Safaricom is a prime example of a company that is flying high, spreading its wings into neighbouring Ethiopia, and ultimately beyond. Given the unprecedented situation created by the COVID-19 pandemic and economic crisis, new ideas, new efforts and new leadership are need to remake the economy and make it more inclusive for all. The world’s community has been hit hard by the pandemic and everyone can play a helping hand at rebuilding it.
The hiring process of today looks nothing like fifteen or twenty years ago, and relies heavily on technology. It’s not unusual for a resume to be submitted from a mobile site and for that person to either be rejected or scheduled for an interview before a human being ever reads the resume.
Although technology will not be the primary mechanism for the increase in hiring of people with disabilities, it is clear that technology has completely changed the fields of recruiting, onboarding, and retention of employees. Every one of the human/social issues being tackled by this social change movement is reflected in the technology used by employers.
As the field progresses in changing human behavior, we collectively need to ensure that the technology tools are not channeling recruiters, managers, candidates, and employees with disabilities back into the old ways of doing things—back to beliefs and practices that discouraged the hiring of people with disabilities.

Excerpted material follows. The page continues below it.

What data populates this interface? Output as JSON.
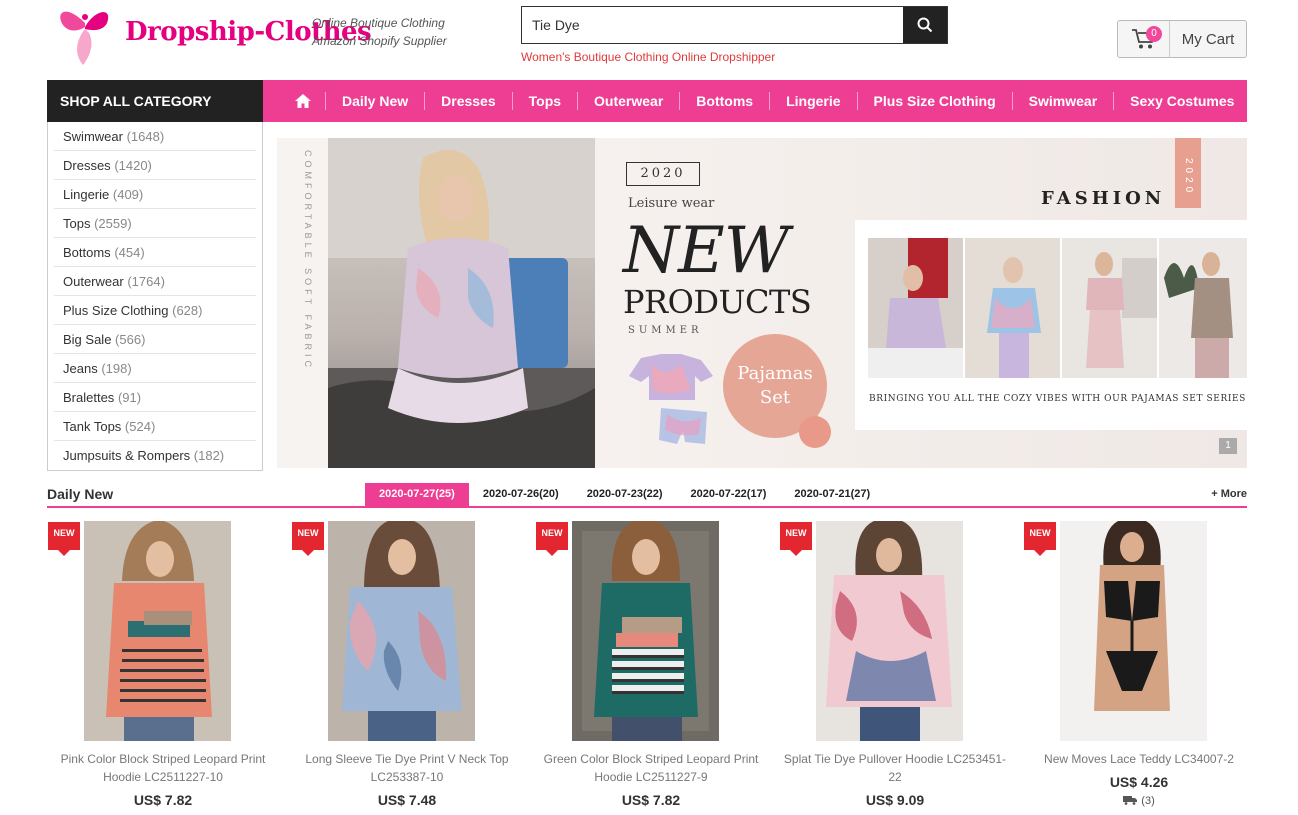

Recently, Safaricom have become a case in point for a company that still have evolution to undergo when it comes to hiring prospective employees with disabilities. Safaricom has been ordered to pay a blind man Sh6 million as compensation for failing to hire him as customer care executive on grounds the company lacked a software to aid his work.
Justice James Makau ruled that the Safaricom breached Wilson Macharia’s rights and failed to treat him with dignity by denying him an opportunity despite interviewing and inviting him to sign an employment contract.
Mr Macharia accused Safaricom of denying him the job based on his disability and sued for compensation for discrimination and violation of his rights. Safaricom denied the discrimination claims, arguing it gave Mr Macharia an opportunity to be interviewed for the job.
The telecommunications operator argued that a lack of a special software made it dfficult for Mr Macharia to work as a customer care executive. Again, the argument rounds back to technology. Technology is a two-edged sword for people with disabilities. Advances in assistive technology have been tools of independence for many.
“I find that the Respondent’s (Safaricom’s) excuse to be an afterthought that was introduced late to the detriment of the Petitioner. The Respondent knew right from the beginning that the Petitioner’s work called for software, yet they took him through all recruitment steps,” said Justice Makau.
The special software was to be used for the technical part of the interview. Mr Macharia went through the oral interview and medical test after the technical aspect was removed, awaiting the software integration.
He was invited to sign the contract on in July 2017 but the company said the invite was erroneous. Safaricom later failed to hire him for lack of a system integrated to allow the software that enables visually impaired persons to work.
Justice Makau said Safaricom should have informed Mr Macharia in time that the software was not available instead of subjecting him to the process and inviting him to sign a contract, only to later inform him the letter of invitation was sent to him erroneously.
The judge found that the company was aware that it owed persons such as him the duty to promote equality and provide reasonable accommodation. Mr Macharia, the court noted, had demonstrated he would be able to take up any positon through his oral interview and medical tests without any challenge.
For employees with disabilities, it has been noted that the tech infrastructure for tracking accommodations is severely lacking or even non-existent. There were also challenges in tapping local resources for providing and training disabled employees on the necessary skills to be part of a work place.
Greatly increasing the hiring of people with disabilities requires large-scale social change. Employers, recruiters, managers, educational and training institutions, employees without disabilities, and people with disabilities will all need to change behaviors, modifying corporate culture.
These changes are not easy, but the history of the past century has provided numerous examples of where cultural change increased economic opportunity for traditionally disadvantaged groups, such as women and ethnic minorities. Changes in legislation helped set the stage for these changes, but ultimately their widespread adoption was encouraged by proof that more inclusive workforces were more profitable ones for businesses.
Technology plays a key role in enabling these longer-term social changes. It can remove barriers, and enable people to become more productive. It also plays a key role in generating the data that helps manage and guide these changes as they continue to evolve and progress.